→ PROBLEM TO SOLVE: Go through the data and copy each line where the word "FRENZY" shows up.
*** Opening TASK MATERIAL ***
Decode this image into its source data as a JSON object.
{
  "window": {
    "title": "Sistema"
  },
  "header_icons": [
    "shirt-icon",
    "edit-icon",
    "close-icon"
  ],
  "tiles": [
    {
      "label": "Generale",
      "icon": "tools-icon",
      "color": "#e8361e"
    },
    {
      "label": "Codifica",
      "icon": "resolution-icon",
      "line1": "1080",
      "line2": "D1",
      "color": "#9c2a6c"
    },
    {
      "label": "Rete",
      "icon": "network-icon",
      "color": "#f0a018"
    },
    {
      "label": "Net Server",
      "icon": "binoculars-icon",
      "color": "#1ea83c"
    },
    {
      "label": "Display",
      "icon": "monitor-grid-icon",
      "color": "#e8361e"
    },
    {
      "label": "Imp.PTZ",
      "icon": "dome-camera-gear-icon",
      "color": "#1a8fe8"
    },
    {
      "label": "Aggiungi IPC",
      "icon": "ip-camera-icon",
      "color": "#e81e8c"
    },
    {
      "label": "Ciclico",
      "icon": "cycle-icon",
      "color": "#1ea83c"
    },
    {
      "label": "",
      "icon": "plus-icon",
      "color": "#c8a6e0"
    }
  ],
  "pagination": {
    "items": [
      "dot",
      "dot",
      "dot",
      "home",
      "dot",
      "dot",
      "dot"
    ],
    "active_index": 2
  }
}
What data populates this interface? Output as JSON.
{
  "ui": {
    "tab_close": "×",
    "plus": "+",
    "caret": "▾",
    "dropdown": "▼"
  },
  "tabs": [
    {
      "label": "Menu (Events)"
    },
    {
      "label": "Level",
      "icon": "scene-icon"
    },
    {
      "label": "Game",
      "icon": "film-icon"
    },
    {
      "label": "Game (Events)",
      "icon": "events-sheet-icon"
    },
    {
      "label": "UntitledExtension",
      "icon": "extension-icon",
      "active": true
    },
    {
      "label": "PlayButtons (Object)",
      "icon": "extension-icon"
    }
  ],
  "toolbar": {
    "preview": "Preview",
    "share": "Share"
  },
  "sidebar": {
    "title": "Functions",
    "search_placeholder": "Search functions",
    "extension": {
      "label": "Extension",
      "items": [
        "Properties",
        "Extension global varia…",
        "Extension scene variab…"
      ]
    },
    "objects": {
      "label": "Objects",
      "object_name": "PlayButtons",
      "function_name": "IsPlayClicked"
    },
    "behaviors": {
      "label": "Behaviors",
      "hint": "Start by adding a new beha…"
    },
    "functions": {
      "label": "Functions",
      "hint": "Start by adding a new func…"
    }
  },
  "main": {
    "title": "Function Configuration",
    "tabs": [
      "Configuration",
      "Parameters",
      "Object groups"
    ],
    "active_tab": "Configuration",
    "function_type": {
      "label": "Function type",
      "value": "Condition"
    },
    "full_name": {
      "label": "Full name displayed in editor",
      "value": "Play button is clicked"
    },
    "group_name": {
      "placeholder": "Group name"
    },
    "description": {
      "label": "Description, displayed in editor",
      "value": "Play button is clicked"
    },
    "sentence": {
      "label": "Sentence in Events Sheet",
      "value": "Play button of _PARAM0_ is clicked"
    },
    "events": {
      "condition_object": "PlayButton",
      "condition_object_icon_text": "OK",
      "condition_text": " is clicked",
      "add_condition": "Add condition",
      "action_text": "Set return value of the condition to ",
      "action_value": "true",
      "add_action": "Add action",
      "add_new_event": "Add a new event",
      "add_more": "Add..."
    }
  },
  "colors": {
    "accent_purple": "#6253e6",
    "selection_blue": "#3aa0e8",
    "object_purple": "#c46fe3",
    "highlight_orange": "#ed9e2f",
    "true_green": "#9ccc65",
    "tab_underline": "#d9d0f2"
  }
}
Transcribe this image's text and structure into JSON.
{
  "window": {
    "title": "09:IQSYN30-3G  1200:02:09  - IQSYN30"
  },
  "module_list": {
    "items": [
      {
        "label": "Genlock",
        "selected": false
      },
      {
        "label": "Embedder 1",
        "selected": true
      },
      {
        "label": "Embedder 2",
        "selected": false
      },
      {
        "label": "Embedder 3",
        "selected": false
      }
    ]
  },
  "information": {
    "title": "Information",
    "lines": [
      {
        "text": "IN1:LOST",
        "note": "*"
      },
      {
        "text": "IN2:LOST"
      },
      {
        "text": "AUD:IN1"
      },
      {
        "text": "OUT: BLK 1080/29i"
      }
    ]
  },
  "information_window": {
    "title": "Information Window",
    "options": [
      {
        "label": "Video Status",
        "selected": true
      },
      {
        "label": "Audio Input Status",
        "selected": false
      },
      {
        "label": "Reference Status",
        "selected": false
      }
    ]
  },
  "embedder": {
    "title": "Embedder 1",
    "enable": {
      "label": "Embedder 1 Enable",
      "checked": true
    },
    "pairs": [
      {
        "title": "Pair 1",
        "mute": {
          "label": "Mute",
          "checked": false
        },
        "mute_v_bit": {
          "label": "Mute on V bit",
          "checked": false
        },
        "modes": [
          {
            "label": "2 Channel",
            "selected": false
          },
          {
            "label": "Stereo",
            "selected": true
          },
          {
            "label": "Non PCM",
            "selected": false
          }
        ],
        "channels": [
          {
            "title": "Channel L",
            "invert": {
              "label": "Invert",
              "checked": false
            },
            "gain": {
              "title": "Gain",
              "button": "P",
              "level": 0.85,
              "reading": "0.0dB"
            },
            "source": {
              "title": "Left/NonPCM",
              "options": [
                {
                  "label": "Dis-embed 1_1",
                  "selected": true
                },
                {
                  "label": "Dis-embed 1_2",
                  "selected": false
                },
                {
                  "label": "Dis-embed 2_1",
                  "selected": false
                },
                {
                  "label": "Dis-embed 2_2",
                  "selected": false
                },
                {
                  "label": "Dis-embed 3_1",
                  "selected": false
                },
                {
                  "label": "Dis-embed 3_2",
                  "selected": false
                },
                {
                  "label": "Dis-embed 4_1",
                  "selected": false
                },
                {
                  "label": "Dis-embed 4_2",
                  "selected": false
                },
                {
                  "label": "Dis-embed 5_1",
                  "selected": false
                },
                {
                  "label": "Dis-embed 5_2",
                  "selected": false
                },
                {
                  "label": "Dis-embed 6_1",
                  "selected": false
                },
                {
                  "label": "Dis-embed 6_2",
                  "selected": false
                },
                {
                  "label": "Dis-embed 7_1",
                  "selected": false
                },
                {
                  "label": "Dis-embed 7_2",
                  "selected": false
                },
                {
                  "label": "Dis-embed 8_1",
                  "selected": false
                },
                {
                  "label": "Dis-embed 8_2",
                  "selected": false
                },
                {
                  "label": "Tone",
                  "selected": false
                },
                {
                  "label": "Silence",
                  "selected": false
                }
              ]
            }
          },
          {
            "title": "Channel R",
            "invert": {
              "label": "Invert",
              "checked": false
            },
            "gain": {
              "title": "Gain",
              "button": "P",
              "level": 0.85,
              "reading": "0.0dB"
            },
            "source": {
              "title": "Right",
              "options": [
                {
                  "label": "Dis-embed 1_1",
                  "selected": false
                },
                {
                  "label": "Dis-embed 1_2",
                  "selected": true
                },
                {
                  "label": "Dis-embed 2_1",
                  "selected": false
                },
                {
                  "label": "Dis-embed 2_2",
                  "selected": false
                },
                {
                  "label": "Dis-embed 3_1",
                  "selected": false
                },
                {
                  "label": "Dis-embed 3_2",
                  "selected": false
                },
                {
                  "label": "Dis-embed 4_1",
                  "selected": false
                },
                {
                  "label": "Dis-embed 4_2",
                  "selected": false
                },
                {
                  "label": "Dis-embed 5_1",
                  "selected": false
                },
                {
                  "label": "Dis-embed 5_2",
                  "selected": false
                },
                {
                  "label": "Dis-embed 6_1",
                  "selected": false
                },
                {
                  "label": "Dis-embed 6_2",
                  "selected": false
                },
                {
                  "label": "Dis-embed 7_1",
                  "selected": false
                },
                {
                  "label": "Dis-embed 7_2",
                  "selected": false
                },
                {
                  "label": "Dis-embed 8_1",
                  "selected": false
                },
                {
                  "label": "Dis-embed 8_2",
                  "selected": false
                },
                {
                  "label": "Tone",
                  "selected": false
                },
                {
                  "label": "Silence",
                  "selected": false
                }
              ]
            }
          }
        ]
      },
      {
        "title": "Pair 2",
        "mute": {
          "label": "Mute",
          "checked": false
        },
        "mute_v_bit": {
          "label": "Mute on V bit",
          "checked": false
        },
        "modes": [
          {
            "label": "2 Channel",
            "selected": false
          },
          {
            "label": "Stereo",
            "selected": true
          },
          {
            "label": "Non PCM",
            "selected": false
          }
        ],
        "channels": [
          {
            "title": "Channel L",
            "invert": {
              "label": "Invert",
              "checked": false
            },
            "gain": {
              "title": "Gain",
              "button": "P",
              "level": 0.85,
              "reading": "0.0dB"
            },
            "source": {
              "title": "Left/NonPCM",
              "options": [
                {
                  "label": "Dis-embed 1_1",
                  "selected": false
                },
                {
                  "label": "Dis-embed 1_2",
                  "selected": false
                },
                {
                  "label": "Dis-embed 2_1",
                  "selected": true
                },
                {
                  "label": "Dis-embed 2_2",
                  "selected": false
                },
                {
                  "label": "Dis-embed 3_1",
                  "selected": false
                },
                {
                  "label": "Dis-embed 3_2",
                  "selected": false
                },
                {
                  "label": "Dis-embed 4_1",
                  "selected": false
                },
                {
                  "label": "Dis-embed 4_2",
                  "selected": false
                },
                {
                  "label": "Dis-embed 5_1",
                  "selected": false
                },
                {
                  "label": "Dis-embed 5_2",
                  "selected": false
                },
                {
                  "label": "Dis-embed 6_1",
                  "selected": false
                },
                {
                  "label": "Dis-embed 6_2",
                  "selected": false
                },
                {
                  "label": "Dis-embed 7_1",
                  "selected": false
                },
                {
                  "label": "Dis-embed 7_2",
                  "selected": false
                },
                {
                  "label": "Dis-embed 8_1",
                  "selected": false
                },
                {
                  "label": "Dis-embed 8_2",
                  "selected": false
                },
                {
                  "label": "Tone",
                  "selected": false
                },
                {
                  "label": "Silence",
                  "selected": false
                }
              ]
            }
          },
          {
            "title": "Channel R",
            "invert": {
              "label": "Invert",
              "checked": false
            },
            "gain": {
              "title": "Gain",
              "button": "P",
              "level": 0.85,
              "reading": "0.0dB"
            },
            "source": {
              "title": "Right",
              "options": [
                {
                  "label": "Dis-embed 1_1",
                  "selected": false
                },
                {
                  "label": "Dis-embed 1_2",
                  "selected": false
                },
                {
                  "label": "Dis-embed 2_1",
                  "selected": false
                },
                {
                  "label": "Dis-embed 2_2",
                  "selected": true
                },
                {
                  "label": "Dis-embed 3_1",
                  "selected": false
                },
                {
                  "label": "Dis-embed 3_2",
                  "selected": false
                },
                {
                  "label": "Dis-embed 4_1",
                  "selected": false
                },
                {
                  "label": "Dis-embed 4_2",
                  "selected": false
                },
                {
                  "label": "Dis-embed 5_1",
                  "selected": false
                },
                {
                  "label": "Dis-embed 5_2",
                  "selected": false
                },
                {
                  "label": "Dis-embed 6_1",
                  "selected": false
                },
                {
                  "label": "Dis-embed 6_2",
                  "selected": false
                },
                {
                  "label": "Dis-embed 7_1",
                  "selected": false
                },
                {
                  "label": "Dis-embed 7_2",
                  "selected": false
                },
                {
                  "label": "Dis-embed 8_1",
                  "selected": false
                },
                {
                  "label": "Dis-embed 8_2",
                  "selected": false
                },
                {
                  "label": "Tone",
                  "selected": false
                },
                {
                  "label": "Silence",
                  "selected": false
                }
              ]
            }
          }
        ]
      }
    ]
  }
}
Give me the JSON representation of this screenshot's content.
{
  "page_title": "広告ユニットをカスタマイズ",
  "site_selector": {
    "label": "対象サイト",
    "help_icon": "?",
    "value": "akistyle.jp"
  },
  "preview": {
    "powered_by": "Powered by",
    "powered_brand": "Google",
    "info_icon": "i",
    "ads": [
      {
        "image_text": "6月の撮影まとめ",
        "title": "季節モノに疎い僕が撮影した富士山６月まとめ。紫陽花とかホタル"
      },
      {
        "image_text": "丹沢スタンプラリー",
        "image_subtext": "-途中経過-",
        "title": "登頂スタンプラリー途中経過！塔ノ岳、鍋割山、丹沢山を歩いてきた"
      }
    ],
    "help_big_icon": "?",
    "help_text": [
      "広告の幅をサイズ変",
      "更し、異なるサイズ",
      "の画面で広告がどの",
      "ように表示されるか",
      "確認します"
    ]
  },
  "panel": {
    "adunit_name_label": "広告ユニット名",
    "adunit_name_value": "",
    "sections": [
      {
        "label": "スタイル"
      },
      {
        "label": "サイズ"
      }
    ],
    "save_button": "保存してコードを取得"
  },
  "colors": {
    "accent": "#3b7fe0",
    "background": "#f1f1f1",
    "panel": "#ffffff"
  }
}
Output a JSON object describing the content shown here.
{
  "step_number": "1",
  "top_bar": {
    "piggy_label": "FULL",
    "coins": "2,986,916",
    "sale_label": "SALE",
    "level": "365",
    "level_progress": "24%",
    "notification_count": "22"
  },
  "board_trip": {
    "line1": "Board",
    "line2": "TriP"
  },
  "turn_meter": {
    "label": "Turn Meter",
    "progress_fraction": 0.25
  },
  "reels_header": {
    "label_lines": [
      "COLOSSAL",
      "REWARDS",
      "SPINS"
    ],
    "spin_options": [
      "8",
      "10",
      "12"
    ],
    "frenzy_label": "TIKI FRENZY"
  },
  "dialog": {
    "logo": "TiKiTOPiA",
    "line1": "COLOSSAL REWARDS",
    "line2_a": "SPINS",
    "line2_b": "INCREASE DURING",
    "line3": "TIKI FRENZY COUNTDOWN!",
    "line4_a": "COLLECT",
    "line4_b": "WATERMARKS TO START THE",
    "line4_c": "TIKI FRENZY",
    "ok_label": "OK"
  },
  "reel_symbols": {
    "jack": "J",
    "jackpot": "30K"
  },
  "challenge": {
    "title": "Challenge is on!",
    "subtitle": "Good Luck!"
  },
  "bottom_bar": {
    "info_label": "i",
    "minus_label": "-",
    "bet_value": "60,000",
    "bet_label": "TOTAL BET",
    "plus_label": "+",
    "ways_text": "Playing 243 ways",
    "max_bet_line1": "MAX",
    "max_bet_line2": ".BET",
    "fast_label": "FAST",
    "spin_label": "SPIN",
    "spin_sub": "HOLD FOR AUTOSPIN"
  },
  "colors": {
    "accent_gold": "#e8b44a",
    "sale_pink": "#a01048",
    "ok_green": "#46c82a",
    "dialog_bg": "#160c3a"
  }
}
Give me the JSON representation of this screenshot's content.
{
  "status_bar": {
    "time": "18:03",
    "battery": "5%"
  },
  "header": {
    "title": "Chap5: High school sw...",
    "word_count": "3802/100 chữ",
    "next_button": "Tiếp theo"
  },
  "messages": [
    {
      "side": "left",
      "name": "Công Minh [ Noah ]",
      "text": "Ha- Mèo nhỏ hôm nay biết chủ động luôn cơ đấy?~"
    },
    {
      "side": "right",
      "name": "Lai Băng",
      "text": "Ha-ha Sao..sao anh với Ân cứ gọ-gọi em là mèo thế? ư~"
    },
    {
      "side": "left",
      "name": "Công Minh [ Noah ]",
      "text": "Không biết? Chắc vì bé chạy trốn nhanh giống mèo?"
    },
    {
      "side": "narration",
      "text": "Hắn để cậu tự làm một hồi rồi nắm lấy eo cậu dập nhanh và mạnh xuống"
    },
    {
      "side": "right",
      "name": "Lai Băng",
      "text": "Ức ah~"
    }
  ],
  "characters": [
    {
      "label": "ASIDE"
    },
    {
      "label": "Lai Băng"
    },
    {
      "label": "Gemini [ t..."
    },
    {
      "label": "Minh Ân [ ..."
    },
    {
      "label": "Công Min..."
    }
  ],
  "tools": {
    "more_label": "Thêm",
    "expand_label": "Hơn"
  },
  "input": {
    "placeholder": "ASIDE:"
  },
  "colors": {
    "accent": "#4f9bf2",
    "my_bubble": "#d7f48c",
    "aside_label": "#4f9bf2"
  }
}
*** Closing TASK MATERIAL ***
→ TASK SOLUTION:
    "frenzy_label": "TIKI FRENZY"
    "line3": "TIKI FRENZY COUNTDOWN!",
    "line4_c": "TIKI FRENZY",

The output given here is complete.